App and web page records

<<<<

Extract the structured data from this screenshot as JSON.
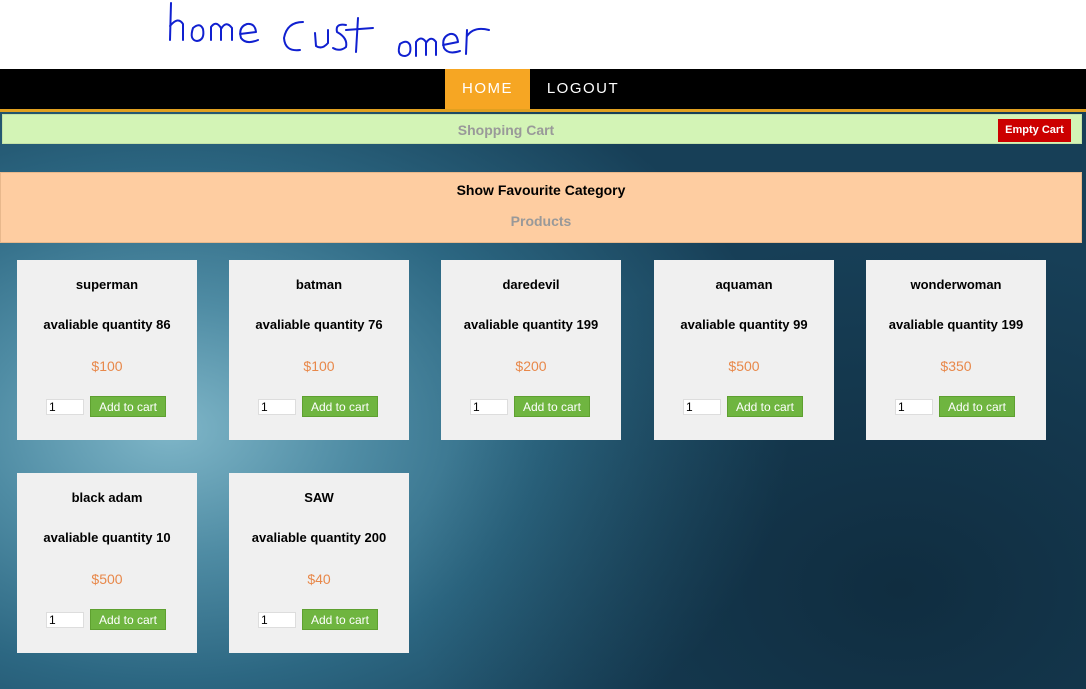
{
  "header": {
    "handwritten_title": "home Customer"
  },
  "nav": {
    "home": "HOME",
    "logout": "LOGOUT"
  },
  "cart": {
    "title": "Shopping Cart",
    "empty_label": "Empty Cart"
  },
  "category": {
    "show_favourite": "Show Favourite Category",
    "products_title": "Products"
  },
  "products": [
    {
      "name": "superman",
      "qty_text": "avaliable quantity 86",
      "price": "$100",
      "input_value": "1",
      "button": "Add to cart"
    },
    {
      "name": "batman",
      "qty_text": "avaliable quantity 76",
      "price": "$100",
      "input_value": "1",
      "button": "Add to cart"
    },
    {
      "name": "daredevil",
      "qty_text": "avaliable quantity 199",
      "price": "$200",
      "input_value": "1",
      "button": "Add to cart"
    },
    {
      "name": "aquaman",
      "qty_text": "avaliable quantity 99",
      "price": "$500",
      "input_value": "1",
      "button": "Add to cart"
    },
    {
      "name": "wonderwoman",
      "qty_text": "avaliable quantity 199",
      "price": "$350",
      "input_value": "1",
      "button": "Add to cart"
    },
    {
      "name": "black adam",
      "qty_text": "avaliable quantity 10",
      "price": "$500",
      "input_value": "1",
      "button": "Add to cart"
    },
    {
      "name": "SAW",
      "qty_text": "avaliable quantity 200",
      "price": "$40",
      "input_value": "1",
      "button": "Add to cart"
    }
  ],
  "colors": {
    "nav_active": "#f6a623",
    "cart_bar": "#d3f4b6",
    "category_panel": "#fecda1",
    "price": "#e8884a",
    "add_button": "#6fb540",
    "empty_cart": "#cc0000"
  }
}
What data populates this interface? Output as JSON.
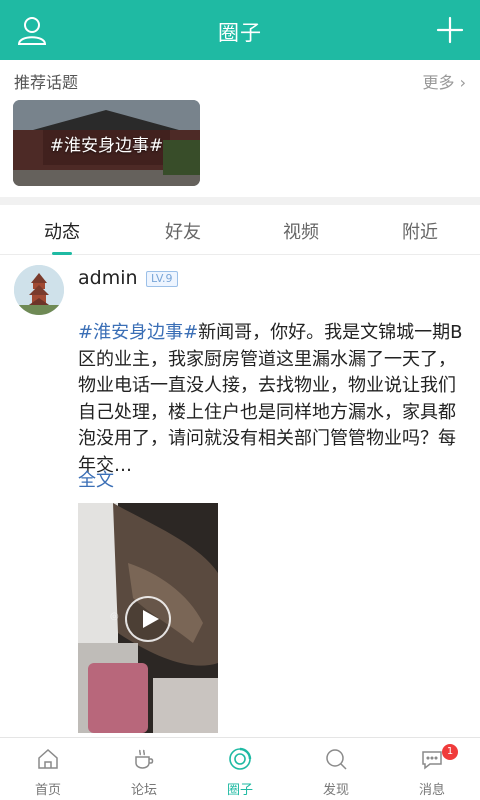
{
  "header": {
    "title": "圈子",
    "left_icon": "user-icon",
    "right_icon": "plus-icon",
    "bg_color": "#1fbaa3"
  },
  "recommended": {
    "label": "推荐话题",
    "more": "更多",
    "topics": [
      {
        "label": "#淮安身边事#"
      }
    ]
  },
  "tabs": [
    "动态",
    "好友",
    "视频",
    "附近"
  ],
  "active_tab": "动态",
  "post": {
    "username": "admin",
    "level": "LV.9",
    "hashtag": "#淮安身边事#",
    "text": "新闻哥，你好。我是文锦城一期B区的业主，我家厨房管道这里漏水漏了一天了，物业电话一直没人接，去找物业，物业说让我们自己处理，楼上住户也是同样地方漏水，家具都泡没用了，请问就没有相关部门管管物业吗？每年交…",
    "full_text_link": "全文"
  },
  "bottom_nav": [
    {
      "label": "首页",
      "icon": "home-icon"
    },
    {
      "label": "论坛",
      "icon": "cup-icon"
    },
    {
      "label": "圈子",
      "icon": "circle-icon"
    },
    {
      "label": "发现",
      "icon": "discover-icon"
    },
    {
      "label": "消息",
      "icon": "message-icon",
      "badge": "1"
    }
  ],
  "active_nav": "圈子",
  "colors": {
    "accent": "#1fbaa3",
    "link": "#3b6fb6",
    "badge": "#f03b3b"
  }
}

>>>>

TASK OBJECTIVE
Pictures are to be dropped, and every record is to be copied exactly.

TASK SOLUTION
Extract the structured data from this screenshot as JSON.
{
  "header": {
    "handwritten_title": "home Customer"
  },
  "nav": {
    "home": "HOME",
    "logout": "LOGOUT"
  },
  "cart": {
    "title": "Shopping Cart",
    "empty_label": "Empty Cart"
  },
  "category": {
    "show_favourite": "Show Favourite Category",
    "products_title": "Products"
  },
  "products": [
    {
      "name": "superman",
      "qty_text": "avaliable quantity 86",
      "price": "$100",
      "input_value": "1",
      "button": "Add to cart"
    },
    {
      "name": "batman",
      "qty_text": "avaliable quantity 76",
      "price": "$100",
      "input_value": "1",
      "button": "Add to cart"
    },
    {
      "name": "daredevil",
      "qty_text": "avaliable quantity 199",
      "price": "$200",
      "input_value": "1",
      "button": "Add to cart"
    },
    {
      "name": "aquaman",
      "qty_text": "avaliable quantity 99",
      "price": "$500",
      "input_value": "1",
      "button": "Add to cart"
    },
    {
      "name": "wonderwoman",
      "qty_text": "avaliable quantity 199",
      "price": "$350",
      "input_value": "1",
      "button": "Add to cart"
    },
    {
      "name": "black adam",
      "qty_text": "avaliable quantity 10",
      "price": "$500",
      "input_value": "1",
      "button": "Add to cart"
    },
    {
      "name": "SAW",
      "qty_text": "avaliable quantity 200",
      "price": "$40",
      "input_value": "1",
      "button": "Add to cart"
    }
  ],
  "colors": {
    "nav_active": "#f6a623",
    "cart_bar": "#d3f4b6",
    "category_panel": "#fecda1",
    "price": "#e8884a",
    "add_button": "#6fb540",
    "empty_cart": "#cc0000"
  }
}
What data populates this interface? Output as JSON.
{
  "header": {
    "title": "圈子",
    "left_icon": "user-icon",
    "right_icon": "plus-icon",
    "bg_color": "#1fbaa3"
  },
  "recommended": {
    "label": "推荐话题",
    "more": "更多",
    "topics": [
      {
        "label": "#淮安身边事#"
      }
    ]
  },
  "tabs": [
    "动态",
    "好友",
    "视频",
    "附近"
  ],
  "active_tab": "动态",
  "post": {
    "username": "admin",
    "level": "LV.9",
    "hashtag": "#淮安身边事#",
    "text": "新闻哥，你好。我是文锦城一期B区的业主，我家厨房管道这里漏水漏了一天了，物业电话一直没人接，去找物业，物业说让我们自己处理，楼上住户也是同样地方漏水，家具都泡没用了，请问就没有相关部门管管物业吗？每年交…",
    "full_text_link": "全文"
  },
  "bottom_nav": [
    {
      "label": "首页",
      "icon": "home-icon"
    },
    {
      "label": "论坛",
      "icon": "cup-icon"
    },
    {
      "label": "圈子",
      "icon": "circle-icon"
    },
    {
      "label": "发现",
      "icon": "discover-icon"
    },
    {
      "label": "消息",
      "icon": "message-icon",
      "badge": "1"
    }
  ],
  "active_nav": "圈子",
  "colors": {
    "accent": "#1fbaa3",
    "link": "#3b6fb6",
    "badge": "#f03b3b"
  }
}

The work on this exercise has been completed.